Between flats somewhere before
Dalton Lake (courtesy of Les Heiserman)
If it were my only issue of the day, I would have been set, but for some reason the Flat-Gods were frowning upon me on this day and it would be my first of four flats.  Yes, I said FOUR flats.  After I got through the Elk Creek area of this first leg of the race and was climbing once again, I felt that tel tale sign that something was amiss only to pull over and find my tire losing pressure once again.  At this point I thought it was leaking slowly enough that I could just add some air and make it into the aid station at Dalton Lake and I'd fix it good and proper there, so I did.  I pulled over and pumped it up as all those people that I passed back, passed me once again.  And off I went only to have it pinch flat about 3 miles later.  This time, obviously, I had to fix it all the way, so off came the tire, I patched it, reinstalled it only to discover there was another hole somewhere in the tube, so off it came yet again for another patch, reinstallation and fill-up, which did the trick (mostly).  At this point I was SUPER frustrated with the way things were going and contemplated bailing once I got to Dalton.

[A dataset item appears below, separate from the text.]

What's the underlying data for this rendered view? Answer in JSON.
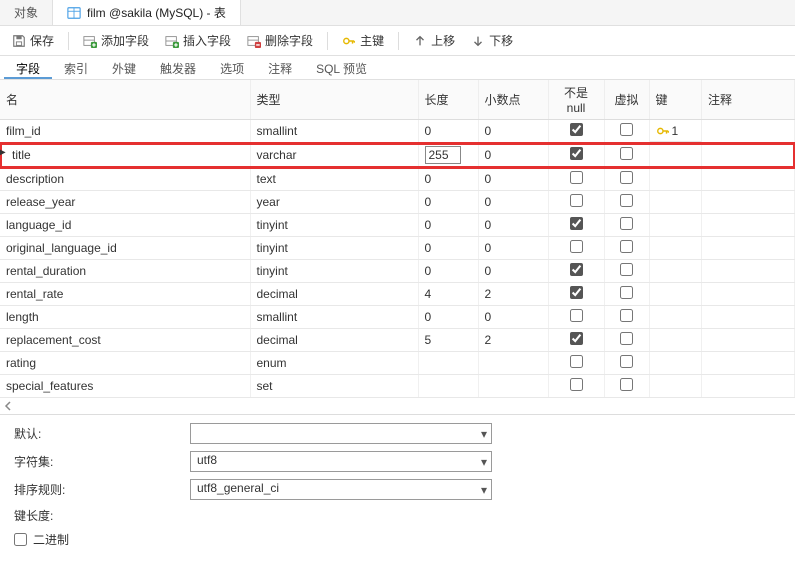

As I rolled to the aid station, I saw my Lovely and my mom anxiously waiting and I am sure wondering what had happened to me.  As I explained they got me some food, a tube and a tire that I had stowed in the truck, which was good foresight on my part I guess.  I replaced everything and after eating I knew I couldn't bail just yet, so away I went and I would fend off the wrath of the Flat-Gods the rest of the day.  Actually, it was the end of any major mechanical issues the remainder of the ride, save for a few dropped chains and the like, so any issues I had were all my doing and not able to be blamed on an inanimate object.

Finishing the race!
(courtesy of BH
I won't bore you with details of the rest of the race like I made it here in this much time or to this spot in this much time, but I will say this about the Tatanka 100; if the first half was physically tough as it was a lot of rocky singletrack with steeper, albeit shorter, climbing, then the second half was a LOT more mentally tough with long, gradual but sustained climbs.  Once the ride got to the Mickelson Trail, it was a mind game with yourself on how you could keep going to finish this ride.  There wasn't much to take your mind off the monotony of just endless pedaling.  Oh sure, there is amazing scenery, cool old mountain towns like Rochford and the occasional day tripper that would roll by and give you a word of encouragement, but mostly you were alone with your thoughts and a playlist on your iPod that was getting on your nerves.

Profile of the day.
102.5 miles and 15+ hours later I rolled across the line at Woodle Field in Sturgis with a smile on my face knowing I just did one of the toughest mountain bike rides that anyone could do.  I was super happy that I finished despite the issues earlier in the day, but if you asked me in those minutes after the race if I would do it again, the answer would have been a resounding no.  Hell, at that point I wasn't gonna do another race until the Dakota Five-O on Labor Day weekend.  But, now I am signed up for the BAM (which is basically the same section of course, but backwards, on which I flatted all those times) which is this weekend, and the Black Hills Back 40 in a few weeks and I am already starting to look forward to the 2nd Annual Tatanka 100.  You can be sure I'll be there, with a new rear tire and a LOT of spare tubes.